» **DESCRIPTION OF THE TASK**
Return, from the listing below, each line where the word "AksesKerja" appears.

» **THE INPUT**
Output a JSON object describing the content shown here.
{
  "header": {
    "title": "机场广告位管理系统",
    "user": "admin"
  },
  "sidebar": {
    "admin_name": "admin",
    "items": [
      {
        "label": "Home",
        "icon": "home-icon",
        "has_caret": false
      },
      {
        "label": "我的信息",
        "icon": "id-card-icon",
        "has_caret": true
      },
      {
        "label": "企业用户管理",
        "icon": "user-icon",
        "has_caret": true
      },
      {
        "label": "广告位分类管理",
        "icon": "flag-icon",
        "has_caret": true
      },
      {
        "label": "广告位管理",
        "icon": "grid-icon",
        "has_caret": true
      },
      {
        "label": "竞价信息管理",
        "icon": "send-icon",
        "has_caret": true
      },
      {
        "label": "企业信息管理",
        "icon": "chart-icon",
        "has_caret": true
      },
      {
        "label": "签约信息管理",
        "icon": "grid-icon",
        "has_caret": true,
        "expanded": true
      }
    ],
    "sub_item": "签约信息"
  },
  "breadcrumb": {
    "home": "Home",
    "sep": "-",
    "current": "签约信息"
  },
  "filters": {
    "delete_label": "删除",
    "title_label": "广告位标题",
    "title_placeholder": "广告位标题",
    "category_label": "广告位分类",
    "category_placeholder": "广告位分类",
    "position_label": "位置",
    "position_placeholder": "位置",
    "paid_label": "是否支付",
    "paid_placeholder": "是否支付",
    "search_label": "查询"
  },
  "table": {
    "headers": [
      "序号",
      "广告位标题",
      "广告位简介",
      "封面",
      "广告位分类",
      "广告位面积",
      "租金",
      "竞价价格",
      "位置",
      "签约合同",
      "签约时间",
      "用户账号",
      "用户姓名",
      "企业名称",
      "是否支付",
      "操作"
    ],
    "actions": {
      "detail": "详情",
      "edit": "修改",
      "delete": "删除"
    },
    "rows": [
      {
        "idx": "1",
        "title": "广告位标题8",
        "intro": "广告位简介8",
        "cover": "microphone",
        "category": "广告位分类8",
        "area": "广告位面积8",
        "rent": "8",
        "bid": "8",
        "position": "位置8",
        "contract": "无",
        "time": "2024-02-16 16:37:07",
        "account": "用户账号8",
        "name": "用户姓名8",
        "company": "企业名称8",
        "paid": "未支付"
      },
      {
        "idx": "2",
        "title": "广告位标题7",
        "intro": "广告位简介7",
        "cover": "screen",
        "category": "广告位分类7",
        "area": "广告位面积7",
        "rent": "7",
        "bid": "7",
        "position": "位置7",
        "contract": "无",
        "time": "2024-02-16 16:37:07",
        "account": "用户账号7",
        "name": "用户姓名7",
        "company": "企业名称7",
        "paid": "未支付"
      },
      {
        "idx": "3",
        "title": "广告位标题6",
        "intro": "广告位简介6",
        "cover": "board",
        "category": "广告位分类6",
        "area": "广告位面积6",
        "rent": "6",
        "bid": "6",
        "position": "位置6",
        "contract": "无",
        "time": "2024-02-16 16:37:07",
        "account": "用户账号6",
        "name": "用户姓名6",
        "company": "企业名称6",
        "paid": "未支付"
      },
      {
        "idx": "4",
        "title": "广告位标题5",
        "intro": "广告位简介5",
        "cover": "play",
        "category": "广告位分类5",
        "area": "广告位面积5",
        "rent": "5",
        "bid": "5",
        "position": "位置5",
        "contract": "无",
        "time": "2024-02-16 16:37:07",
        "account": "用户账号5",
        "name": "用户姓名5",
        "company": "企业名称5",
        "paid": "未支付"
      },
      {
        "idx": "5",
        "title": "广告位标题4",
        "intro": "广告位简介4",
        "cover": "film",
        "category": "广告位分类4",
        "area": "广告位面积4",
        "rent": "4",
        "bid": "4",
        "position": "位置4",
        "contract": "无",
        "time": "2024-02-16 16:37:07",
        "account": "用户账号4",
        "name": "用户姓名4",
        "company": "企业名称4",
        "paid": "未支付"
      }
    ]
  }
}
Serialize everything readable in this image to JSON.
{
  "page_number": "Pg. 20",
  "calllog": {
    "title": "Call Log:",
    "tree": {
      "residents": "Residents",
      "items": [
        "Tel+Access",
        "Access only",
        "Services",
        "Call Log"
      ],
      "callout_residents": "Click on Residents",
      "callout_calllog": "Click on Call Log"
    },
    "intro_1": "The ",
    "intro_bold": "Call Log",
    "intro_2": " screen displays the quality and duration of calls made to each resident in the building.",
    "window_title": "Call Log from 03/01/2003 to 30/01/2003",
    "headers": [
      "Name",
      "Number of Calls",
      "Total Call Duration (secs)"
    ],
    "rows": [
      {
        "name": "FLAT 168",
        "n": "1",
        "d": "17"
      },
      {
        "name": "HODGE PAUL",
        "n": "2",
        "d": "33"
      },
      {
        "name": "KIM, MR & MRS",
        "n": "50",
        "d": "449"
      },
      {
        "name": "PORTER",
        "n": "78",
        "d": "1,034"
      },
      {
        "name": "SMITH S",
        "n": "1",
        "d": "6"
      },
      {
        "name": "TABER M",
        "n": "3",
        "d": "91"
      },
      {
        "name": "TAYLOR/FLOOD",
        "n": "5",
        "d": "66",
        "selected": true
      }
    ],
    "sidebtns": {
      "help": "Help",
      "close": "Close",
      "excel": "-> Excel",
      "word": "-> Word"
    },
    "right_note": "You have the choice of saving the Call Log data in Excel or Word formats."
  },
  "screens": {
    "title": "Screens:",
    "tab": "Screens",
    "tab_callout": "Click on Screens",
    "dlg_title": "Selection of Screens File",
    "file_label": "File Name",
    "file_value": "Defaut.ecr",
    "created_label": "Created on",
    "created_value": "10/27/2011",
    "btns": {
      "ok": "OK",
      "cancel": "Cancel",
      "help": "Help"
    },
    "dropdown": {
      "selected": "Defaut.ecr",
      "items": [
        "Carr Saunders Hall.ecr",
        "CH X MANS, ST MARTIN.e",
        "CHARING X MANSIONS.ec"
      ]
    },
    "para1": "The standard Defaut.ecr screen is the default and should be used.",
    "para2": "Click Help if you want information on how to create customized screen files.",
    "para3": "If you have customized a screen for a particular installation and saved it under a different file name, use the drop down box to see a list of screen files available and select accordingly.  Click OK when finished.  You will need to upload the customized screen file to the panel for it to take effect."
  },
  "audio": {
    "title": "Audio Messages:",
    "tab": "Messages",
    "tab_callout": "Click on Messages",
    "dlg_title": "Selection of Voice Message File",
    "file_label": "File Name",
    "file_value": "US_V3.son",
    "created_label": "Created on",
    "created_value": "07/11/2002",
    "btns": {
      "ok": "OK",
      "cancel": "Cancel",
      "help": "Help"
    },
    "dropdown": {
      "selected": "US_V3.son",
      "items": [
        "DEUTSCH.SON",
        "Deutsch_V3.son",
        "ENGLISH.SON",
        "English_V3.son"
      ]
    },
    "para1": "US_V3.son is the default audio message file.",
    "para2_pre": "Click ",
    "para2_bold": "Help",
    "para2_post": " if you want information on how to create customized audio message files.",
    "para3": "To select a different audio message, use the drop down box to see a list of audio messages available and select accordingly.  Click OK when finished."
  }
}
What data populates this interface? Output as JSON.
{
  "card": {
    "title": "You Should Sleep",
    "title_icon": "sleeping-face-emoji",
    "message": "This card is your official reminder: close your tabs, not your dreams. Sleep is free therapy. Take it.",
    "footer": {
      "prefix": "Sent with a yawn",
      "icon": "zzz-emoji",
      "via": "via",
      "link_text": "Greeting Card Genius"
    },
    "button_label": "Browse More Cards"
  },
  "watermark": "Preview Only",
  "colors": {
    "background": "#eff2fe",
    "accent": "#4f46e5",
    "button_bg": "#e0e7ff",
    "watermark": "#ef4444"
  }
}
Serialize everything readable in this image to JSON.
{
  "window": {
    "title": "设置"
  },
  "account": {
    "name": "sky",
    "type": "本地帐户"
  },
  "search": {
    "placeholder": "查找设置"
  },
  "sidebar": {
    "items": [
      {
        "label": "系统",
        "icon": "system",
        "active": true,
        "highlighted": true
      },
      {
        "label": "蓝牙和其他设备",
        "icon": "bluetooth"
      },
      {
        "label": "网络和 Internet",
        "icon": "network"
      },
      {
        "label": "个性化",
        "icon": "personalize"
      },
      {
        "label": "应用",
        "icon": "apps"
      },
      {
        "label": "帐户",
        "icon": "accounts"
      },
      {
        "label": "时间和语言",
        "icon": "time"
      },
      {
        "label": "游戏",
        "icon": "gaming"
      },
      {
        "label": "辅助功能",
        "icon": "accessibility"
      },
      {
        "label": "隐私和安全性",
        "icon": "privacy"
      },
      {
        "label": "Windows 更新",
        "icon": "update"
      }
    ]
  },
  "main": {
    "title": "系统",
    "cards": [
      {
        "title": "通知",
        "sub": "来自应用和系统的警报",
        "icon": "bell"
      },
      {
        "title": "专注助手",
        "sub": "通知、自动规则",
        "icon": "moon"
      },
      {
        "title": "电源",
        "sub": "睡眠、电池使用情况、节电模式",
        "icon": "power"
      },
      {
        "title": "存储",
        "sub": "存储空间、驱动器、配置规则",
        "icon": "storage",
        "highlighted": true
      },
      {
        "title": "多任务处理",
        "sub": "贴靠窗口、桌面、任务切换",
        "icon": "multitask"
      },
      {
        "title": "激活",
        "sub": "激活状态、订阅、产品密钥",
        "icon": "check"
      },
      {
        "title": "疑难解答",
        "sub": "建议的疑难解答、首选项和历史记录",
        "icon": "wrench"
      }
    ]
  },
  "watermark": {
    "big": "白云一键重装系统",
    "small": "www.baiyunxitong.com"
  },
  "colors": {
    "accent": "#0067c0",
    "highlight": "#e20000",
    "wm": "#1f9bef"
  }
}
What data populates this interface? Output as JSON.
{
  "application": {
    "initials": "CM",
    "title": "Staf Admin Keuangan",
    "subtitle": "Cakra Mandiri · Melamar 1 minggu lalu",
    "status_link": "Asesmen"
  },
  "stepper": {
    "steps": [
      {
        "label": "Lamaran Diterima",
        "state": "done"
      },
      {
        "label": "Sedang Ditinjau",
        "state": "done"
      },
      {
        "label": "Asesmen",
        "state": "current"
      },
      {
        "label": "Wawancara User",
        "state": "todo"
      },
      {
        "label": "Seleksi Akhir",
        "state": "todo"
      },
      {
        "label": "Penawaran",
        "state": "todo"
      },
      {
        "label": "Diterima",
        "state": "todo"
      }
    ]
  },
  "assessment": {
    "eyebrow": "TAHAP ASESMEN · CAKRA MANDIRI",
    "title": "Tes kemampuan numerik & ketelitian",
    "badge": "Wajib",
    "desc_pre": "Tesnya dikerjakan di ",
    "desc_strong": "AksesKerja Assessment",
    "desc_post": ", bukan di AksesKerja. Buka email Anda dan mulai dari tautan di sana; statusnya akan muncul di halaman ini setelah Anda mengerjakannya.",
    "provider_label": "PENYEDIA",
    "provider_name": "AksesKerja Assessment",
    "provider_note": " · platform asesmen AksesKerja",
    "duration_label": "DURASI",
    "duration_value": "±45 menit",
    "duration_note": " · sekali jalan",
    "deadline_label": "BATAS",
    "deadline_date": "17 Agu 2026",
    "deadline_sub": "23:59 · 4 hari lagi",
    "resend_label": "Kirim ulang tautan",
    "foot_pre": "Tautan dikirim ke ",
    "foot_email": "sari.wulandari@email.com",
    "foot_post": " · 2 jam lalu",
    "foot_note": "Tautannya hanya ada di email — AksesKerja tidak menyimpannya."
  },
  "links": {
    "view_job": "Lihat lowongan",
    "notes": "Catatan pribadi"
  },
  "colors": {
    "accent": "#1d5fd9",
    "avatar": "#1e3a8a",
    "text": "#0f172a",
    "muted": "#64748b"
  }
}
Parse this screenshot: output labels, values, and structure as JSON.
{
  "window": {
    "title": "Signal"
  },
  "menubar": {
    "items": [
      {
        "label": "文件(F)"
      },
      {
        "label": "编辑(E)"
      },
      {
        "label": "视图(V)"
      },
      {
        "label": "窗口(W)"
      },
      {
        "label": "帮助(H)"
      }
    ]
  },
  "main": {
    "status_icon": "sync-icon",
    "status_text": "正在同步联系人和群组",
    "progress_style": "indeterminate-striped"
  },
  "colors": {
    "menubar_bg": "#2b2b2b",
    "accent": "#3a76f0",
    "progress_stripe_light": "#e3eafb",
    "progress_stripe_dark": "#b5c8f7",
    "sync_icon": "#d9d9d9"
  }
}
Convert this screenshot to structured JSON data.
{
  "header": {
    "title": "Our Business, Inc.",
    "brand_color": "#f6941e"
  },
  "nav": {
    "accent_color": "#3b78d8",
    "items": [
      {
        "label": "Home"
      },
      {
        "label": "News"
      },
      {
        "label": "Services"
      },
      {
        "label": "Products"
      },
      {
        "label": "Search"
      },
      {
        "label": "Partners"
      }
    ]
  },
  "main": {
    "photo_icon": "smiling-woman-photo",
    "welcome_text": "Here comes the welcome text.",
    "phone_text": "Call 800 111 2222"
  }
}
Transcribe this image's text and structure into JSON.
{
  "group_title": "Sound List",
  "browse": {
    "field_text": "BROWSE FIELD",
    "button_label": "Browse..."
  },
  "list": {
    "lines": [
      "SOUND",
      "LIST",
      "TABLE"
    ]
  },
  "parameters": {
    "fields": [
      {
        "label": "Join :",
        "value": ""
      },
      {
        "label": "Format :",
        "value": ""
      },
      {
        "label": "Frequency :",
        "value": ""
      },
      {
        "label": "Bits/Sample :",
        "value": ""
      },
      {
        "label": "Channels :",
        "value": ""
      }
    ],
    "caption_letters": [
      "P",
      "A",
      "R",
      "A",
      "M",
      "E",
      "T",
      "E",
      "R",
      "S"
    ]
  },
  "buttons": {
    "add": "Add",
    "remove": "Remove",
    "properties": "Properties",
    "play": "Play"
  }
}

» **OUTPUT FOR THIS TASK**
    "desc_strong": "AksesKerja Assessment",
    "desc_post": ", bukan di AksesKerja. Buka email Anda dan mulai dari tautan di sana; statusnya akan muncul di halaman ini setelah Anda mengerjakannya.",
    "provider_name": "AksesKerja Assessment",
    "provider_note": " · platform asesmen AksesKerja",
    "foot_note": "Tautannya hanya ada di email — AksesKerja tidak menyimpannya."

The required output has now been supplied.